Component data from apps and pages
━━━━━━
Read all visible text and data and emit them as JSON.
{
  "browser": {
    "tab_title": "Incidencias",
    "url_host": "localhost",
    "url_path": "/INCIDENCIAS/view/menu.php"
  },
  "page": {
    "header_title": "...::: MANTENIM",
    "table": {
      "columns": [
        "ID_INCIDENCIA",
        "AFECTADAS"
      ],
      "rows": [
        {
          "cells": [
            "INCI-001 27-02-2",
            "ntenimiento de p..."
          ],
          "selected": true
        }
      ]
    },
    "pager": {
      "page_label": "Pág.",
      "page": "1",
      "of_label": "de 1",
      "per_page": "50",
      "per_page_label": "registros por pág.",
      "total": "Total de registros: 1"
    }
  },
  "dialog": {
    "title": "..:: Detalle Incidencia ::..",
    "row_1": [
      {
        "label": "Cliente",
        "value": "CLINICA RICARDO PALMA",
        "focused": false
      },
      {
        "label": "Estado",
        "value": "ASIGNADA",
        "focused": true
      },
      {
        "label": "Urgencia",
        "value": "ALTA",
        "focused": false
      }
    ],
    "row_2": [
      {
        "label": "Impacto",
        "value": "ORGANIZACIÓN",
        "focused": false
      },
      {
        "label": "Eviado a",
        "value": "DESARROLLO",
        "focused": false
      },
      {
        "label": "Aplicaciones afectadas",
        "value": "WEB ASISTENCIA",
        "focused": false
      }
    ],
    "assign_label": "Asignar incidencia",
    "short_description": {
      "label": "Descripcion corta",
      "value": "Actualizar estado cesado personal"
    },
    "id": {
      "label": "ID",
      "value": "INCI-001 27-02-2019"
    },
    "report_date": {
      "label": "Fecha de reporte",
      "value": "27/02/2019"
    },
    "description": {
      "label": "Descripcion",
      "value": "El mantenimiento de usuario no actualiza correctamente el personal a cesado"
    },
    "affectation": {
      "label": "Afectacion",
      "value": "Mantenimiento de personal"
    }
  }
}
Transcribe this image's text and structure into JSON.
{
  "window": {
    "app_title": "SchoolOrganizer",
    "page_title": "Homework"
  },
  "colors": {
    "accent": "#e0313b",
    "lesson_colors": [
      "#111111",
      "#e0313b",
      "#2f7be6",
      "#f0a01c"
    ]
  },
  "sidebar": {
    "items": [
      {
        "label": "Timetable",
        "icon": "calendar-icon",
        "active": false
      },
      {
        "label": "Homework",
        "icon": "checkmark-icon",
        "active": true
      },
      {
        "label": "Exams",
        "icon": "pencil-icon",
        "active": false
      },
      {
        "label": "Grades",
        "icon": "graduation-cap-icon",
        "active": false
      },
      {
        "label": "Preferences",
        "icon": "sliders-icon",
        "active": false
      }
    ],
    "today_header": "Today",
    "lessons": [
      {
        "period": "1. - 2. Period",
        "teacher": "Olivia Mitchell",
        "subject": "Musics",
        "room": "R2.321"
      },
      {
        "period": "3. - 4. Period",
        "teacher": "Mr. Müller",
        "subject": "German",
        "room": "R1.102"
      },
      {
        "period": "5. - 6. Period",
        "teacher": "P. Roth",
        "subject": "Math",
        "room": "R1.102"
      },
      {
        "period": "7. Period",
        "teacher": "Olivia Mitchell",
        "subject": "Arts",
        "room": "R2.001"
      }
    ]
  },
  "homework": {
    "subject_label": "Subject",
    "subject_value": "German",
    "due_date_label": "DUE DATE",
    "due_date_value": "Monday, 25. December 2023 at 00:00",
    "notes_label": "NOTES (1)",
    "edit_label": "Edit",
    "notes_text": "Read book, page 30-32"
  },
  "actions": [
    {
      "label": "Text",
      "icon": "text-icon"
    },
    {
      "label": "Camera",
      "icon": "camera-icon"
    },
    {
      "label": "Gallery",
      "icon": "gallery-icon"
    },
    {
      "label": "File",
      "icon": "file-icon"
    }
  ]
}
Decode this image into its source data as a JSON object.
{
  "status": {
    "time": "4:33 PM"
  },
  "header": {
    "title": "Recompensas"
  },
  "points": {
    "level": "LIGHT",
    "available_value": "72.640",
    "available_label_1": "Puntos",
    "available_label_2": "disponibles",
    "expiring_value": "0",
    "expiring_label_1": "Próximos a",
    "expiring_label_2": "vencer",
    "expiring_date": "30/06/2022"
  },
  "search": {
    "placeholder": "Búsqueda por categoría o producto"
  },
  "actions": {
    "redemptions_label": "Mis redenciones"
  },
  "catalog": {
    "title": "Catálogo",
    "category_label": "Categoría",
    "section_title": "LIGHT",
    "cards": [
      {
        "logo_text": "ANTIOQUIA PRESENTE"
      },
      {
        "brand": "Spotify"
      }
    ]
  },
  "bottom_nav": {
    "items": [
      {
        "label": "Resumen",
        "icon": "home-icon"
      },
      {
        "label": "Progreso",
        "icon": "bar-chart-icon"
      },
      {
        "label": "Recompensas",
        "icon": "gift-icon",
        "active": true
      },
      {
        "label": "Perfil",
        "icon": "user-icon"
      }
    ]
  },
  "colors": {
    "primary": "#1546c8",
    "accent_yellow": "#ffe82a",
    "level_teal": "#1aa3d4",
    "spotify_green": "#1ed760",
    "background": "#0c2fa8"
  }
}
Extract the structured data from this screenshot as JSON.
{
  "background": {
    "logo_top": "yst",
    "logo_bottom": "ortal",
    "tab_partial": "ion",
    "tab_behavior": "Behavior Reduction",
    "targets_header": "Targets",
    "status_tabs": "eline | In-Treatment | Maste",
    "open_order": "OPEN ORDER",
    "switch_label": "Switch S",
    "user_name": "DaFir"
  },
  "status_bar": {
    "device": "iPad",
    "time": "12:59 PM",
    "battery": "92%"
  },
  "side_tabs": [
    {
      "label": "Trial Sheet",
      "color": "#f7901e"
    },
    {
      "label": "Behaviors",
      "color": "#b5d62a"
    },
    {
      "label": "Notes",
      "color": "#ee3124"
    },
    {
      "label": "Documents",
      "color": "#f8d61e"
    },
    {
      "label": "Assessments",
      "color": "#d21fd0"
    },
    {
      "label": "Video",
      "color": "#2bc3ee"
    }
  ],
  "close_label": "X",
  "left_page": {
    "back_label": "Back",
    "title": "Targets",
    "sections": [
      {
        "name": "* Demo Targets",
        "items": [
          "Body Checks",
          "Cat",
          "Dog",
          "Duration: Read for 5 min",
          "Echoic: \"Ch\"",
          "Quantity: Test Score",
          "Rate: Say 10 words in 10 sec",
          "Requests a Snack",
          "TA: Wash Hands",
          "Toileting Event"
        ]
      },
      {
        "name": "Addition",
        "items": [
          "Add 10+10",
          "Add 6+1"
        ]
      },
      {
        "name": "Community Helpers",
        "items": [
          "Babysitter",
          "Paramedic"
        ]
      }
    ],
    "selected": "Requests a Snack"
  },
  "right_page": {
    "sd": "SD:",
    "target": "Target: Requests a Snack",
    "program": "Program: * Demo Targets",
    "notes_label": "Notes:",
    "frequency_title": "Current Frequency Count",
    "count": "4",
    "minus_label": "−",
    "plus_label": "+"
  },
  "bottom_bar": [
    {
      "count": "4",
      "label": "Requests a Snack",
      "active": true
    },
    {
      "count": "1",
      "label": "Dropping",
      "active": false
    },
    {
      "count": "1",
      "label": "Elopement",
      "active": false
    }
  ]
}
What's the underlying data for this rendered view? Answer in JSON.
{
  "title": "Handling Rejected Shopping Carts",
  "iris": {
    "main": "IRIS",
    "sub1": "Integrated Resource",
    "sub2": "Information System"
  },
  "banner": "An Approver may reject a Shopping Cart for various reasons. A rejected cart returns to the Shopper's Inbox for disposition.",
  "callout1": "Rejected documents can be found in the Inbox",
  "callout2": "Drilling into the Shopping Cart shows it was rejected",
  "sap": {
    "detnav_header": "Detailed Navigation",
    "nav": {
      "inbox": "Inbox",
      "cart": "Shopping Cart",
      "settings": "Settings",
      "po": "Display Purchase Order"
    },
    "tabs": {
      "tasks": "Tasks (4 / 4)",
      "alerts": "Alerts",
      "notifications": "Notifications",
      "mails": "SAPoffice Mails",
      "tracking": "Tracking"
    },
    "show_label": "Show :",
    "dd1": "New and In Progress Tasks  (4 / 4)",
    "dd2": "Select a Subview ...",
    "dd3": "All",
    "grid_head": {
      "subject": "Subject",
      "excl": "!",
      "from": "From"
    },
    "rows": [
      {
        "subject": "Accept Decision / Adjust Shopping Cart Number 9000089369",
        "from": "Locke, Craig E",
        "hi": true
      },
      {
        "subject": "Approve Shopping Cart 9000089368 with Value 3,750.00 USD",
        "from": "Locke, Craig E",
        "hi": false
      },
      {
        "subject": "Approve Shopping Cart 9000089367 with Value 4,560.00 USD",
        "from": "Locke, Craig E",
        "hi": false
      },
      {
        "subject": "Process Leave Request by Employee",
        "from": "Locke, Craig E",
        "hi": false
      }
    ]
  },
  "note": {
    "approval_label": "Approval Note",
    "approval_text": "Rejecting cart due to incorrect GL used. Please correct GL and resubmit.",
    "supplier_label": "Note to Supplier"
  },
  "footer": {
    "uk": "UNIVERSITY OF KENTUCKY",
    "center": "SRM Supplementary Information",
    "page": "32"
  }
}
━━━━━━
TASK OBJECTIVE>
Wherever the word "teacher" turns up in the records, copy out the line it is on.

PROBLEM SOLUTION>
        "teacher": "Olivia Mitchell",
        "teacher": "Mr. Müller",
        "teacher": "P. Roth",
        "teacher": "Olivia Mitchell",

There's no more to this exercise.